To be frank, not really. Director David Ayer has one of the best ensemble casts in years, but wastes them in a film as loud as any Transformers movie, and about as clever as one too.

Figuring they’re all expendable, a U.S. intelligence officer (Viola Davis) decides to assemble a team of dangerous, incarcerated supervillains for a top-secret mission. Now armed with government weapons, Deadshot (Will Smith), Harley Quinn (Margot Robbie), Captain Boomerang (Jai Courtney), Killer Croc and other despicable inmates must learn to work together. Dubbed Task Force X, the criminals unite to battle a mysterious and powerful entity, while the diabolical Joker (Jared Leto) launches an evil agenda of his own.

From the outset, you can tell Suicide Squad isn’t going to waste time with lengthy introductions to its main characters, and this is a breath of fresh air. It gets around this stumbling block in stylish ease as each villain is given his or her own 3 minute backstory, with nifty graphics completing the sequences.

It’s a pleasing start to a film that promised so much in its trailers, but things really start to go downhill from there as our characters are forced to muscle their way through countless faceless enemies, culminating in a derivative battle against, you guessed it, more dull enemies. It’s almost like watching a third-person video game taking place on a massive screen.

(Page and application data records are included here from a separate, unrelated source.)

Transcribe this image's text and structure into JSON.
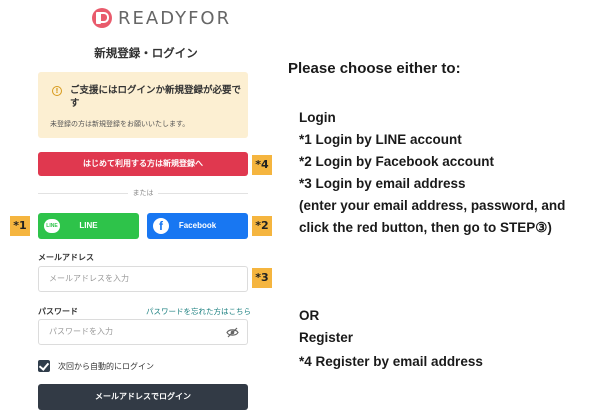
{
  "logo": {
    "text": "READYFOR"
  },
  "panel": {
    "title": "新規登録・ログイン",
    "notice": {
      "icon": "info-icon",
      "main": "ご支援にはログインか新規登録が必要です",
      "sub": "未登録の方は新規登録をお願いいたします。"
    },
    "register_button": "はじめて利用する方は新規登録へ",
    "divider": "または",
    "line_button": "LINE",
    "line_icon_text": "LINE",
    "facebook_button": "Facebook",
    "facebook_icon_text": "f",
    "email_label": "メールアドレス",
    "email_placeholder": "メールアドレスを入力",
    "password_label": "パスワード",
    "forgot_link": "パスワードを忘れた方はこちら",
    "password_placeholder": "パスワードを入力",
    "remember_label": "次回から自動的にログイン",
    "remember_checked": true,
    "email_login_button": "メールアドレスでログイン"
  },
  "tags": {
    "t1": "*1",
    "t2": "*2",
    "t3": "*3",
    "t4": "*4"
  },
  "instructions": {
    "heading": "Please choose either to:",
    "login": "Login",
    "l1": "*1 Login by LINE account",
    "l2": "*2 Login by Facebook account",
    "l3": "*3 Login by email address",
    "l4": "(enter your email address, password, and",
    "l5": "click the red button, then go to STEP③)",
    "or": "OR",
    "register": "Register",
    "l6": "*4 Register by email address"
  },
  "colors": {
    "register": "#e0384f",
    "line": "#2ec34a",
    "facebook": "#1877f2",
    "email_login": "#323a45",
    "notice_bg": "#fcefd2",
    "tag": "#f5b53f"
  }
}
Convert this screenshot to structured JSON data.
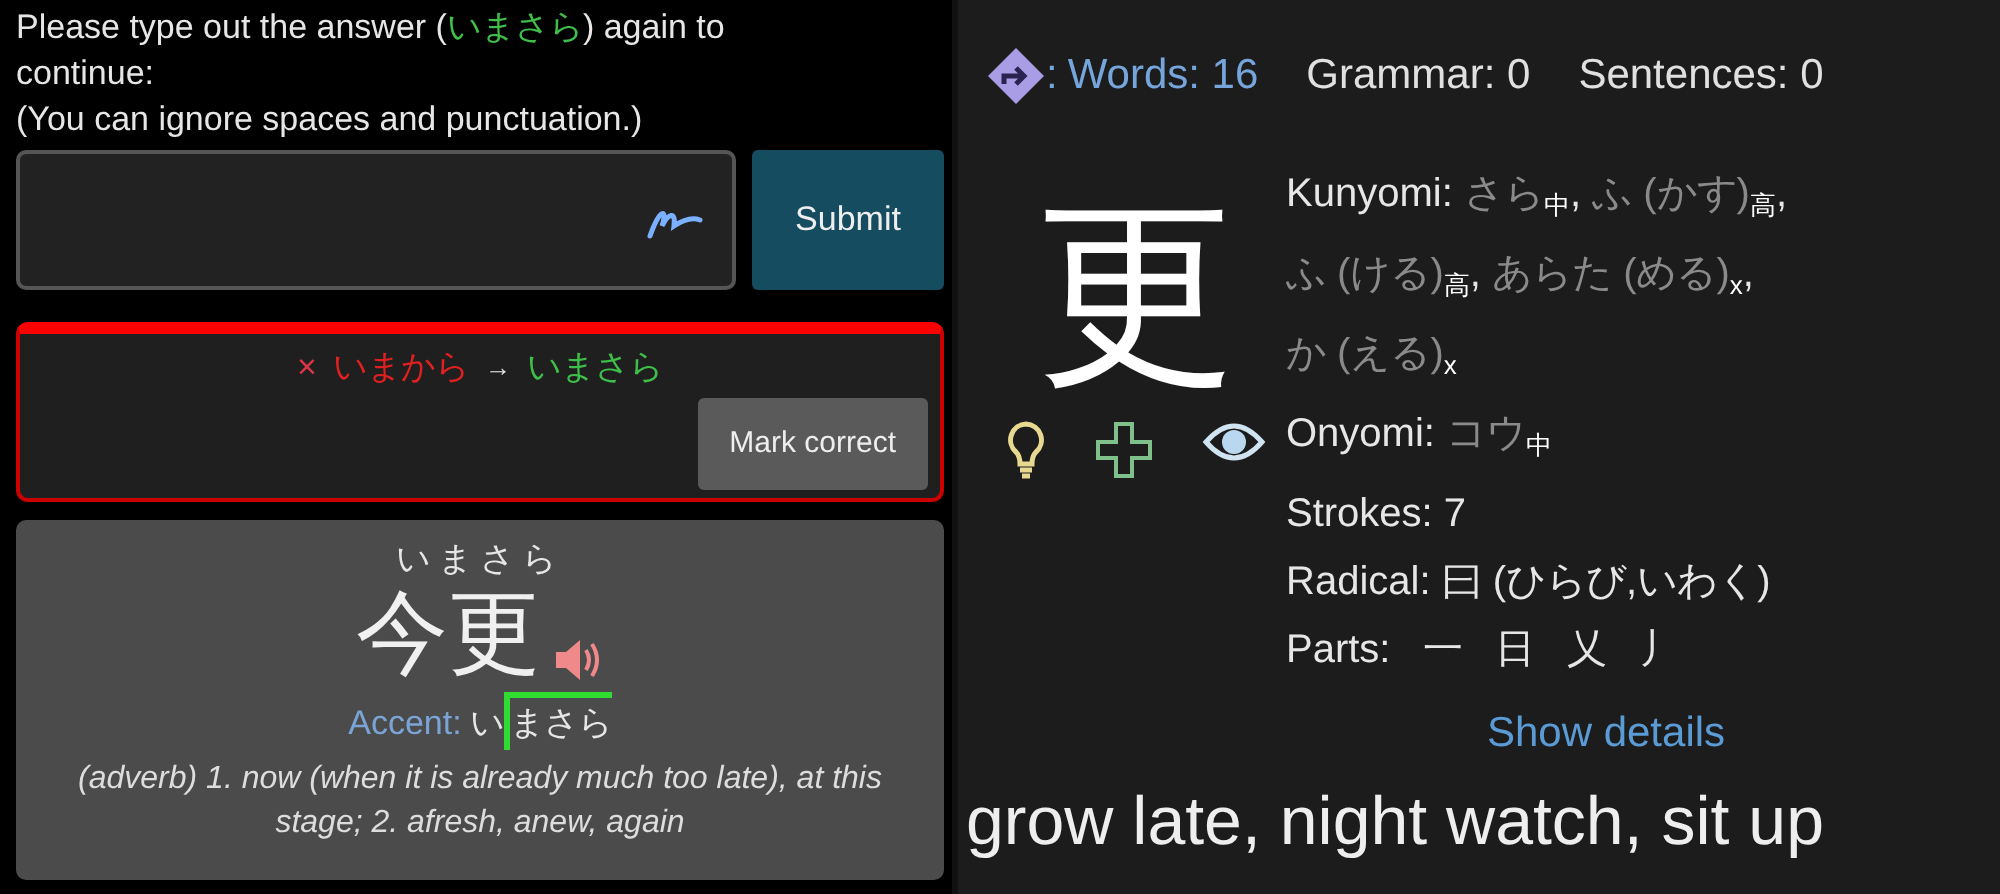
{
  "prompt": {
    "before": "Please type out the answer (",
    "answer": "いまさら",
    "after": ") again to continue:"
  },
  "hint": "(You can ignore spaces and punctuation.)",
  "submit": "Submit",
  "result": {
    "wrong_mark": "×",
    "wrong": "いまから",
    "arrow": "→",
    "right": "いまさら",
    "button": "Mark correct"
  },
  "vocab": {
    "furigana": "いまさら",
    "word": "今更",
    "accent_label": "Accent:",
    "accent": [
      {
        "text": "い",
        "high": false
      },
      {
        "text": "ま",
        "high": true
      },
      {
        "text": "さ",
        "high": true
      },
      {
        "text": "ら",
        "high": true
      }
    ],
    "definition": "(adverb) 1. now (when it is already much too late), at this stage; 2. afresh, anew, again"
  },
  "stats_colon": ":",
  "stats": [
    {
      "text": "Words: 16",
      "kind": "link"
    },
    {
      "text": "Grammar: 0",
      "kind": "plain"
    },
    {
      "text": "Sentences: 0",
      "kind": "plain"
    }
  ],
  "kanji": {
    "char": "更",
    "kunyomi": {
      "label": "Kunyomi:",
      "readings": [
        {
          "reading": "さら",
          "grade": "中",
          "separator": ","
        },
        {
          "reading": "ふ (かす)",
          "grade": "高",
          "separator": ","
        },
        {
          "reading": "ふ (ける)",
          "grade": "高",
          "separator": ","
        },
        {
          "reading": "あらた (める)",
          "grade": "x",
          "separator": ","
        },
        {
          "reading": "か (える)",
          "grade": "x"
        }
      ]
    },
    "onyomi": {
      "label": "Onyomi:",
      "readings": [
        {
          "reading": "コウ",
          "grade": "中"
        }
      ]
    },
    "info": [
      {
        "label": "Strokes:",
        "value": "7"
      },
      {
        "label": "Radical:",
        "value": "⽈ (ひらび,いわく)"
      }
    ],
    "parts_label": "Parts:",
    "parts": [
      "一",
      "日",
      "乂",
      "丿"
    ],
    "details": "Show details"
  },
  "meaning": "grow late, night watch, sit up"
}
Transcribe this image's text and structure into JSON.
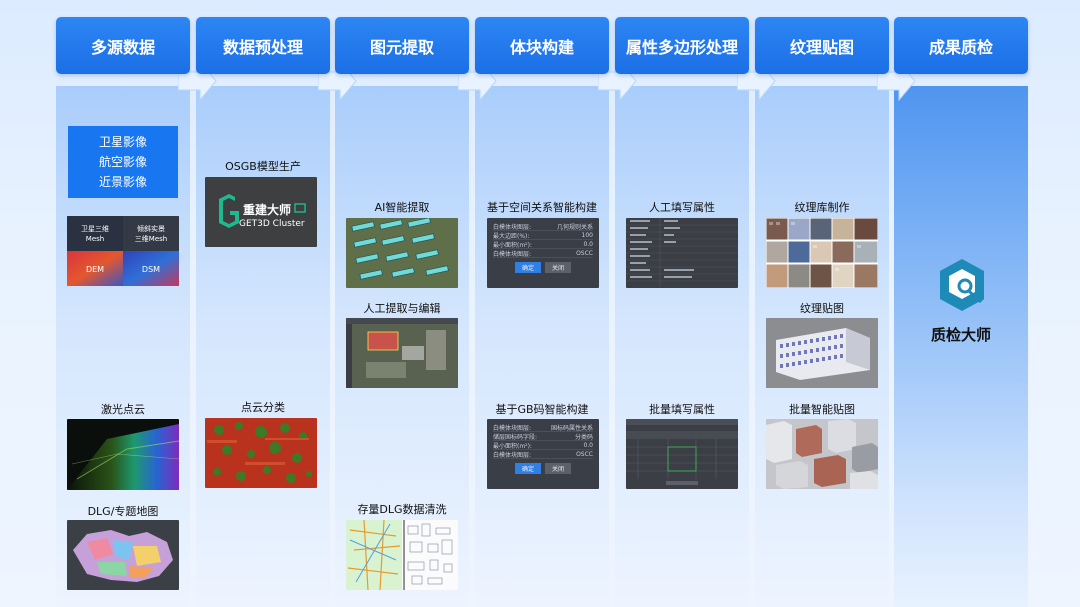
{
  "steps": [
    {
      "label": "多源数据"
    },
    {
      "label": "数据预处理"
    },
    {
      "label": "图元提取"
    },
    {
      "label": "体块构建"
    },
    {
      "label": "属性多边形处理"
    },
    {
      "label": "纹理贴图"
    },
    {
      "label": "成果质检"
    }
  ],
  "col1": {
    "imagery_list": [
      "卫星影像",
      "航空影像",
      "近景影像"
    ],
    "mesh_tile": {
      "tl": "卫星三维",
      "tl2": "Mesh",
      "tr": "倾斜实景",
      "tr2": "三维Mesh",
      "bl": "DEM",
      "br": "DSM"
    },
    "lidar_label": "激光点云",
    "dlg_label": "DLG/专题地图"
  },
  "col2": {
    "osgb_label": "OSGB模型生产",
    "logo_text": "重建大师",
    "logo_sub": "GET3D Cluster",
    "pointcloud_label": "点云分类"
  },
  "col3": {
    "ai_label": "AI智能提取",
    "manual_label": "人工提取与编辑",
    "dlg_clean_label": "存量DLG数据清洗"
  },
  "col4": {
    "spatial_label": "基于空间关系智能构建",
    "gb_label": "基于GB码智能构建",
    "dialog1": {
      "rows": [
        [
          "白模体块图层:",
          "几何规则关系"
        ],
        [
          "最大边距(%):",
          "100"
        ],
        [
          "最小面积(m²):",
          "0.0"
        ],
        [
          "白模体块图层:",
          "OSCC"
        ]
      ],
      "ok": "确定",
      "cancel": "关闭"
    },
    "dialog2": {
      "rows": [
        [
          "白模体块图层:",
          "国标码属性关系"
        ],
        [
          "储层国标码字段:",
          "分类码"
        ],
        [
          "最小面积(m²):",
          "0.0"
        ],
        [
          "白模体块图层:",
          "OSCC"
        ]
      ],
      "ok": "确定",
      "cancel": "关闭"
    }
  },
  "col5": {
    "manual_attr_label": "人工填写属性",
    "batch_attr_label": "批量填写属性"
  },
  "col6": {
    "texlib_label": "纹理库制作",
    "texmap_label": "纹理贴图",
    "smart_tex_label": "批量智能贴图"
  },
  "col7": {
    "qc_label": "质检大师"
  },
  "colors": {
    "header": "#1b6fe6",
    "accent": "#1876f0",
    "qc_icon": "#1d8ab7"
  }
}
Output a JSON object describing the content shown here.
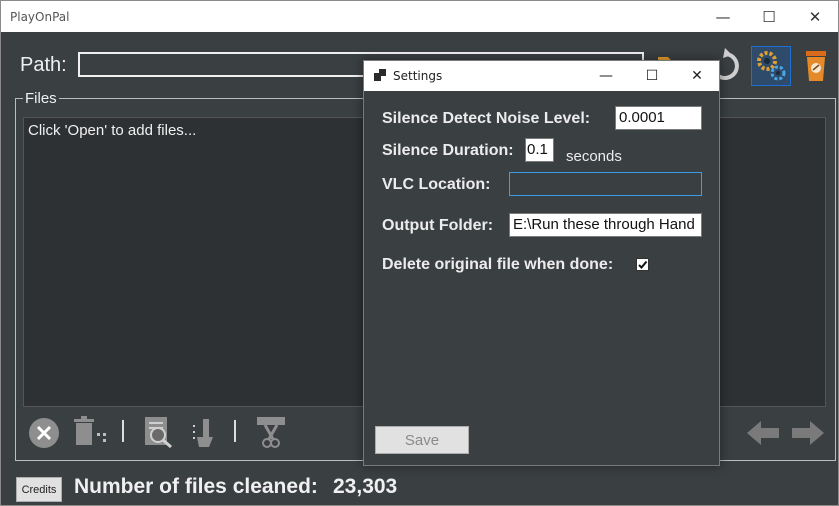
{
  "app": {
    "title": "PlayOnPal",
    "window_controls": {
      "minimize": "—",
      "maximize": "☐",
      "close": "✕"
    }
  },
  "path": {
    "label": "Path:",
    "value": ""
  },
  "files": {
    "legend": "Files",
    "hint": "Click 'Open' to add files..."
  },
  "footer": {
    "credits_label": "Credits",
    "count_label": "Number of files cleaned:",
    "count_value": "23,303"
  },
  "toolbar_icons": [
    "folder-icon",
    "refresh-icon",
    "settings-gears-icon",
    "coffee-icon",
    "remove-icon",
    "trash-icon",
    "inspect-file-icon",
    "hand-sort-icon",
    "cut-icon",
    "arrow-left-icon",
    "arrow-right-icon"
  ],
  "settings_dialog": {
    "title": "Settings",
    "window_controls": {
      "minimize": "—",
      "maximize": "☐",
      "close": "✕"
    },
    "noise_level": {
      "label": "Silence Detect Noise Level:",
      "value": "0.0001"
    },
    "duration": {
      "label": "Silence Duration:",
      "value": "0.1",
      "unit": "seconds"
    },
    "vlc_location": {
      "label": "VLC Location:",
      "value": ""
    },
    "output_folder": {
      "label": "Output Folder:",
      "value": "E:\\Run these through Hand"
    },
    "delete_original": {
      "label": "Delete original file when done:",
      "checked": true
    },
    "save_label": "Save"
  },
  "colors": {
    "window_bg": "#3a3f42",
    "list_bg": "#2d3134",
    "text": "#f0f0f0",
    "accent_focus": "#3c9ee8",
    "settings_active_border": "#1f6fd1"
  }
}
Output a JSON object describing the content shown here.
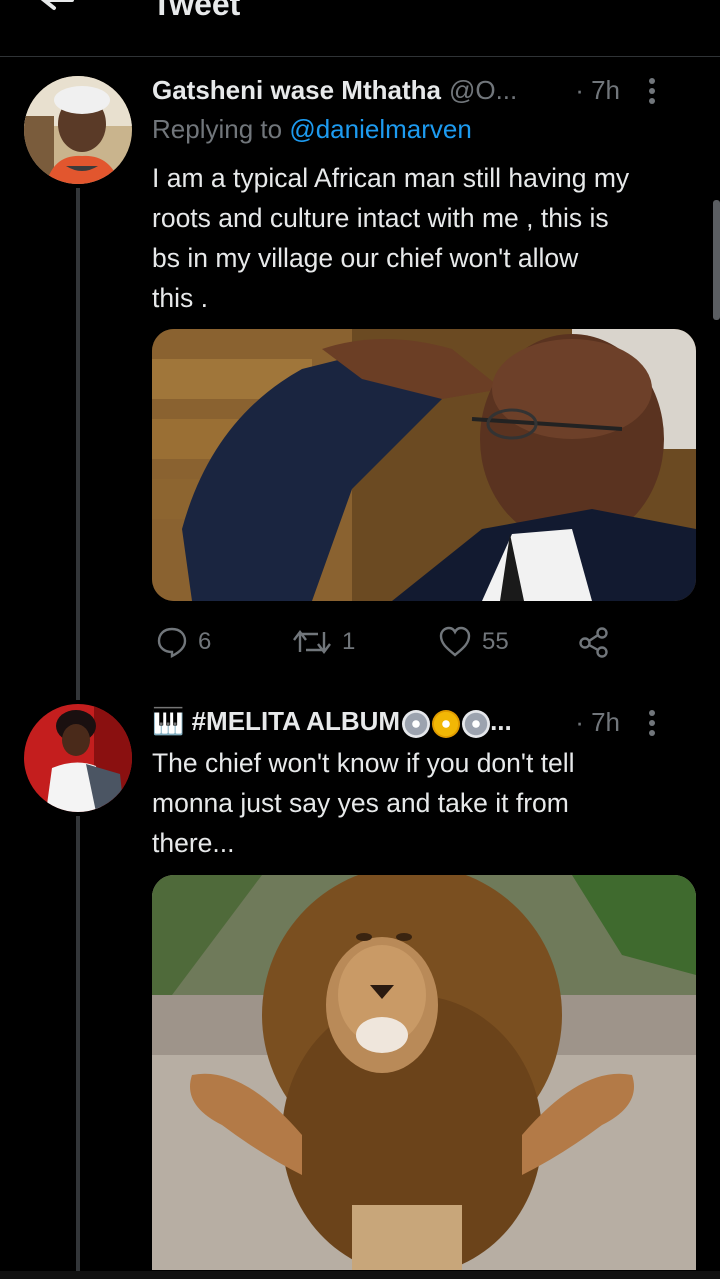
{
  "header": {
    "title": "Tweet"
  },
  "tweets": [
    {
      "name": "Gatsheni wase Mthatha",
      "handle": "@O...",
      "time": "· 7h",
      "replying_prefix": "Replying to ",
      "replying_to": "@danielmarven",
      "text": "I am a typical African man still having my\nroots and culture  intact with me , this is\nbs in my village our chief won't allow\nthis .",
      "actions": {
        "replies": "6",
        "retweets": "1",
        "likes": "55"
      }
    },
    {
      "name_prefix": "🎹 #MELITA ALBUM",
      "name_suffix": "...",
      "time": "· 7h",
      "text": "The chief won't know if you don't tell\nmonna just say yes and take it from\nthere..."
    }
  ],
  "colors": {
    "background": "#000000",
    "text": "#e7e9ea",
    "secondary": "#71767b",
    "link": "#1d9bf0"
  }
}
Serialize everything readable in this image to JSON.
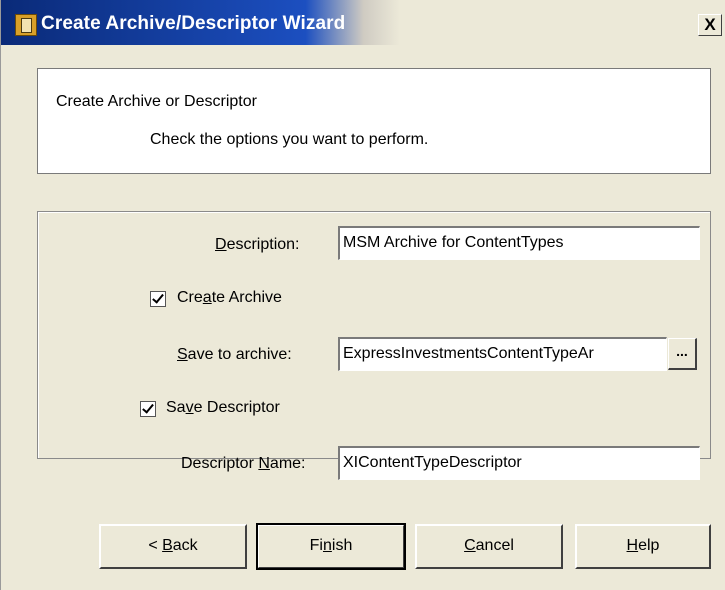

Nevertheless, the cast does well with the material they’re given. Will Smith is his ever-likeable self and channels Deadshot from the source material with flair. However, the film really belongs to Margot Robbie and Jared Leto. Their performances are spot on, with Robbie in particular being the film’s ray of sunshine. Leto’s Joker is unfortunately not given anywhere near enough screen time despite the film’s two hour length.

The soundtrack is fantastic. Boasting Eminem, Grace and Panic at the Disco, it’s a pleasant distraction from the at times incomprehensible mayhem taking place on screen.

Special effects wise, Suicide Squad is fine, if a little uninspiring. The editing and cinematography are very clever indeed but the CGI goes from great to poor in a heartbeat. Considering the film’s $175 million budget, this is completely unacceptable.

Overall, Suicide Squad promised us so much and has delivered relatively little. Drawing from the exceptional DC Universe, audiences could’ve had a film completely different from the slew of superhero films we are constantly blighted with these days. Instead, we’ve been given one of the most generic yet and it continues 2016’s trend as one of the worst summer blockbuster seasons in recent memory.

Suicide Squad rating: 5/10